On the afternoon of Sunday, June 16, 1963, Valeriy Bykovsky was in Earth orbit. He'd been up a little under a day, safely inside his Vostok 5 capsule, when he gained a companion: Valentina Tereshkova in Vostok 6. The two cosmonauts' joint mission was similar to the joint Vostok 3/4 mission that had flown the previous August, but this mission had a twist. Tereshkova was the first woman in space. On Sunday, she'll be celebrating the 50 year anniversary of this historic feat.
ANALYSIS: First Woman in Space Wants to Go to Mars
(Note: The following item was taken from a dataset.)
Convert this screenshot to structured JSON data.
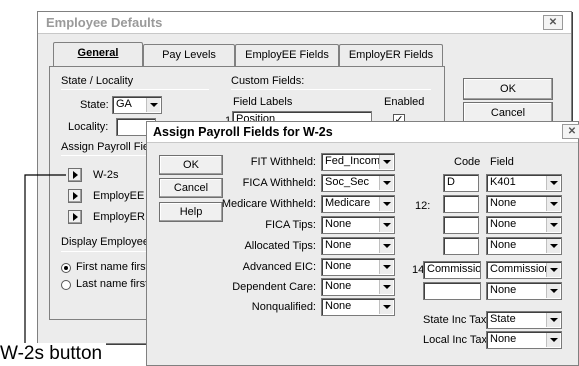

Towards the end of 1961, Sergei Korolev, the Soviet space program's Chief Designer and mastermind behind the nation's earliest space triumphs, was looking for a new first in space. Having already launched Yuri Gagarin and Gherman Titov into orbit, he needed something new to maintain the Soviets' lead over America in space. One idea he had was to launch a woman. A female cosmonaut would send the message that the Soviet Union valued its citizens equally and give little girls throughout the nation the belief that they, too, could go into space some day.